Who was the greatest player that you have had the pleasure of sharing a pitch with?
David: There were lots of good players but I would have to look at Danny Clapton. I do have a sense of mystified sadness about that, because what’s gone wrong for him not to make it in the game, as he had it all there and he could have gone to any club in the country. So I would say that Danny Clapton was the best player, as he wasn’t one of those players who would say that he was really good, like Graeme Souness, who was a bit like that. But also there was my mate Keith Hayzleden, who played for Enfield.
Could you talk me through some of your favourite memories or ones which stand out from your time in the various Tottenham youth teams?
David: I think that it was the whole experience really, rather than the games themselves. I can remember playing against teams like Crystal Palace and Chelsea, and also Millwall in an FA Youth Cup game, and that was quite intimidating, but that was a great memory as we won the game. I just really enjoyed the whole process of coming down to Tottenham and getting on the coach and going to training, and being part of Tottenham. They were a big club then and still are now, but then they were always a top four/five team. But when I look back on my time at Spurs I think that I did okay, but there is just that little bit of uncertainty, because should I have come back for pre-season on my third year? But I think that I was being pulled away to come to Leytonstone, but I don’t regret it as it’s sad to have regrets. I can go through a list of players from my time at Spurs, players like Steve Outram. He was like a quiet sort of character who was a bit shy, but when he got on a pitch he expressed himself, and he was so quick. Steve Oliver was another really quick player, and then you had John Cook and Kevin Worsfold, who were not big lads but they were strong in the challenge, and also tenacious. I look back on my time at Spurs as a good experience of life.
Who has been the toughest player that you have ever came up against?
David: I would think that goes into playing Sunday football, but I don’t actually have a name of a single player. But I didn’t get intimidated by people, and that’s how I was. We had some tough players like John Field and Bobby Scarth, who were tough characters.
Were there any players at Spurs who you were particularly close to?
David: I felt that there was a good team spirit at Spurs when I was at the club.

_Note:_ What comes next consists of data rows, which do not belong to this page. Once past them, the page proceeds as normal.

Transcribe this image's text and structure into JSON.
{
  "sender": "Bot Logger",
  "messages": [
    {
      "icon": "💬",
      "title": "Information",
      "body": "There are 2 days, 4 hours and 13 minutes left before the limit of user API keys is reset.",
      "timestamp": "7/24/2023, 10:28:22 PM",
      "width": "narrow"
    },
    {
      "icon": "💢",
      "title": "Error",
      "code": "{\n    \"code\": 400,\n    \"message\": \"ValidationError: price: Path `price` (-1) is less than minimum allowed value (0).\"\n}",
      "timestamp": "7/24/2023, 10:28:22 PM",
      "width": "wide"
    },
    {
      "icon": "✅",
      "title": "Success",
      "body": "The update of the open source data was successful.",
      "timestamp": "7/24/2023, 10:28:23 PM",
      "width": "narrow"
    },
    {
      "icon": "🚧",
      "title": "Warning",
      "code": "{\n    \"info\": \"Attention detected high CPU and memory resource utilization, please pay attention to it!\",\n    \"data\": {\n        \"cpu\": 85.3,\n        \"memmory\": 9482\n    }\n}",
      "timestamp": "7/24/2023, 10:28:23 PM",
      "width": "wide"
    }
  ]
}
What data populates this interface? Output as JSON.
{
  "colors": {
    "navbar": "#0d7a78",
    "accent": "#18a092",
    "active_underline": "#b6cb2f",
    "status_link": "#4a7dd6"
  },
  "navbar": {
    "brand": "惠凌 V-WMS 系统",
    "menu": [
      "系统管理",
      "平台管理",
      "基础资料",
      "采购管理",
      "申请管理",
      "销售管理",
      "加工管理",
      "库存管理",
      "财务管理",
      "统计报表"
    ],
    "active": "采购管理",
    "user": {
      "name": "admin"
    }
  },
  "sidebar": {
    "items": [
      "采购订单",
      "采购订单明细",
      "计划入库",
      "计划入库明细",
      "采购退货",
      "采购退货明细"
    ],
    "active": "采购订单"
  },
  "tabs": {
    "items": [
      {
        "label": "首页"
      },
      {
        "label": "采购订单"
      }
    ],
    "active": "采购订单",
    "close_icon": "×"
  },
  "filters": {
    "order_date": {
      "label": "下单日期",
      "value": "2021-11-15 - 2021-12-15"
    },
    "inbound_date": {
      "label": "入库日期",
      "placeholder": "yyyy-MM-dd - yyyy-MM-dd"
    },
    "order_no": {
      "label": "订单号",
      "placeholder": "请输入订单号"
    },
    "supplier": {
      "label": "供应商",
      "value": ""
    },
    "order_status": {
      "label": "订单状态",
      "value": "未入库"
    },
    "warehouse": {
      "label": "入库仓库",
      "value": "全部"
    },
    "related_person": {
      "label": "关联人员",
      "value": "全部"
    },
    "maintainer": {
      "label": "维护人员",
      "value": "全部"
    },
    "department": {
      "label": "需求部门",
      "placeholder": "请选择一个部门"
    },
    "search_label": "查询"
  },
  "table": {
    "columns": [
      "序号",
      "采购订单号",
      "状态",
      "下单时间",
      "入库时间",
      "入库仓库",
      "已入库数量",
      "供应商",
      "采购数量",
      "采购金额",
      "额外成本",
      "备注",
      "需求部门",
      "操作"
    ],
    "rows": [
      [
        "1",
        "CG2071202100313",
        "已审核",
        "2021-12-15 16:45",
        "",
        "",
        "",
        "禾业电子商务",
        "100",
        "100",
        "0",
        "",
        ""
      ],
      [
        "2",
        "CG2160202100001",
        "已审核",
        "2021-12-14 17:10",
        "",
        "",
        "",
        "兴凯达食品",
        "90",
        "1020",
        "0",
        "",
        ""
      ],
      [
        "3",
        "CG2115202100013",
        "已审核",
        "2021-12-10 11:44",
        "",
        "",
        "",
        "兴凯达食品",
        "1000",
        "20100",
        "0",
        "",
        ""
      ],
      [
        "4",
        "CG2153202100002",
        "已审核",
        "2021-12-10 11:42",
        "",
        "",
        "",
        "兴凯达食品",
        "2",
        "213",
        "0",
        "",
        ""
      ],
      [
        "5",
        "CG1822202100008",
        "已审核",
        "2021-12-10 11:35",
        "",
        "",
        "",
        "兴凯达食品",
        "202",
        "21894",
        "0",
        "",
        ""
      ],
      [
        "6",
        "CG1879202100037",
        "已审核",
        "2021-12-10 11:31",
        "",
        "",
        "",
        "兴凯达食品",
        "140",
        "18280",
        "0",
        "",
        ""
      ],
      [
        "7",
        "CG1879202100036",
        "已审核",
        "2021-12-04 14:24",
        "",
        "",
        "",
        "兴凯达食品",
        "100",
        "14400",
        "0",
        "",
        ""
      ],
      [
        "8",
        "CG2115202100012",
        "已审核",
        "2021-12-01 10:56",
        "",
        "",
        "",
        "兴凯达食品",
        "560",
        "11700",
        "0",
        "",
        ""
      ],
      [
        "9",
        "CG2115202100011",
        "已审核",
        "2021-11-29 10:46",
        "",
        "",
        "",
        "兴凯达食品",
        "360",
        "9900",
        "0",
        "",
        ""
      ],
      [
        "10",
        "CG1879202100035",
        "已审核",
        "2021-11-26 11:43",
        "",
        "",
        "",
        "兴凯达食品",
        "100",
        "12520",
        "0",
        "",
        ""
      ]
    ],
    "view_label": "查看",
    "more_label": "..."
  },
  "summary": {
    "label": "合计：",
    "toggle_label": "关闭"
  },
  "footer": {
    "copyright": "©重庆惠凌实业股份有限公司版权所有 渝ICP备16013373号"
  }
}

Me and John Cook and also Gary Anderson and John Field were close, and we would go into the cafe next to White Hart Lane.
What would your advice be to the young Spurs players of today as they look to break into the first team?
David: My advice would be to watch, look and listen to all of the good advice and to not cheat on your training or take a step back. Put yourself 100% wholeheartedly into it, as it’s a fantastic opportunity and you won’t get it ever again. It’s a stepping stone to a wonderful life, and it’s what people do on Saturday’s and Sunday’s for nothing. It’s a wonderful game and if you’ve got that opportunity then don’t waste it. Also, don’t have any regrets.
After all these years how do you look back on your time at the Lilywhites and is Spurs a club who you still hold close to your heart?
David: Yes. They would be my second club, even though I can’t go away from the boys in the claret and blue.